→ **Work to complete**: All that is needed is every line of the listing below that has "title".

Content starts

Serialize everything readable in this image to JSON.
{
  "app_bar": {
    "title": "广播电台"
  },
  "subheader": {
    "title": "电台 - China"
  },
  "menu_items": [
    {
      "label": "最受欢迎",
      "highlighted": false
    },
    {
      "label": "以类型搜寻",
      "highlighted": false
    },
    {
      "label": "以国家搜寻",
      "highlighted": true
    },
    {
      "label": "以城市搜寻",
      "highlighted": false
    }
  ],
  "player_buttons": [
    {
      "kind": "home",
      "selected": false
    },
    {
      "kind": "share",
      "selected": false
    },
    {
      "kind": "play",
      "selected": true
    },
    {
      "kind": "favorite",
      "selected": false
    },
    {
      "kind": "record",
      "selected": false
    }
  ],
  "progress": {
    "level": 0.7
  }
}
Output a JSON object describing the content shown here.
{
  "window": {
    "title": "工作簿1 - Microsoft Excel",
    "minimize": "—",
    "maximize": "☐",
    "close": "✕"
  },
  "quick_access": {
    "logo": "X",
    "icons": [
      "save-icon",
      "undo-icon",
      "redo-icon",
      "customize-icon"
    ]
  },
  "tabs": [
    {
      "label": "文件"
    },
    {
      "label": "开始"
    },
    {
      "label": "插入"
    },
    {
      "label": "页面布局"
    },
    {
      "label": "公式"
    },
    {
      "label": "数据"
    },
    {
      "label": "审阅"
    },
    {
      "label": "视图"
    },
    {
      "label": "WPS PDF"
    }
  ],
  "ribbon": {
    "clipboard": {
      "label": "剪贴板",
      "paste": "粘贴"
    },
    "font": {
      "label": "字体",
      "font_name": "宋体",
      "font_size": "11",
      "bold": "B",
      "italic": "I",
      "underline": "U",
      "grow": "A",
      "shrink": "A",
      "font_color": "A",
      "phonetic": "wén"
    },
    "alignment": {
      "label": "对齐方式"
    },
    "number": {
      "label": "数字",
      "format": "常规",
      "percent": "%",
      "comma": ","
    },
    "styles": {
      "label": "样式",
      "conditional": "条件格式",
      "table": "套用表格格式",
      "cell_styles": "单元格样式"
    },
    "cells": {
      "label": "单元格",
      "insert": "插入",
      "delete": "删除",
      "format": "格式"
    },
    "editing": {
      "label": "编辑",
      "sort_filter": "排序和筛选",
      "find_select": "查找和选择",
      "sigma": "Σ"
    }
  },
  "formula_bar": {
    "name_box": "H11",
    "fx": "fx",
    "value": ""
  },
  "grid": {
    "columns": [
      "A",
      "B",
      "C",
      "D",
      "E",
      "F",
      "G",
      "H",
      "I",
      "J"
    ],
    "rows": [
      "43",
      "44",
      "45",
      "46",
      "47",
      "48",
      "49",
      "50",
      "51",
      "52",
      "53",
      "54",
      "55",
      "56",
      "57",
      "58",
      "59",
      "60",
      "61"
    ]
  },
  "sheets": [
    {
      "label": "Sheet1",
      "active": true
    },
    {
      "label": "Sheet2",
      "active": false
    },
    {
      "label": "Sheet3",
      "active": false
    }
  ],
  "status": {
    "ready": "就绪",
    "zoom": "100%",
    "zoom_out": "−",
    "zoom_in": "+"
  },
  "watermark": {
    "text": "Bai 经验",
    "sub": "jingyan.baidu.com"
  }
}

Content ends

→ **Result below**:
    "title": "广播电台"
    "title": "电台 - China"
    "title": "工作簿1 - Microsoft Excel",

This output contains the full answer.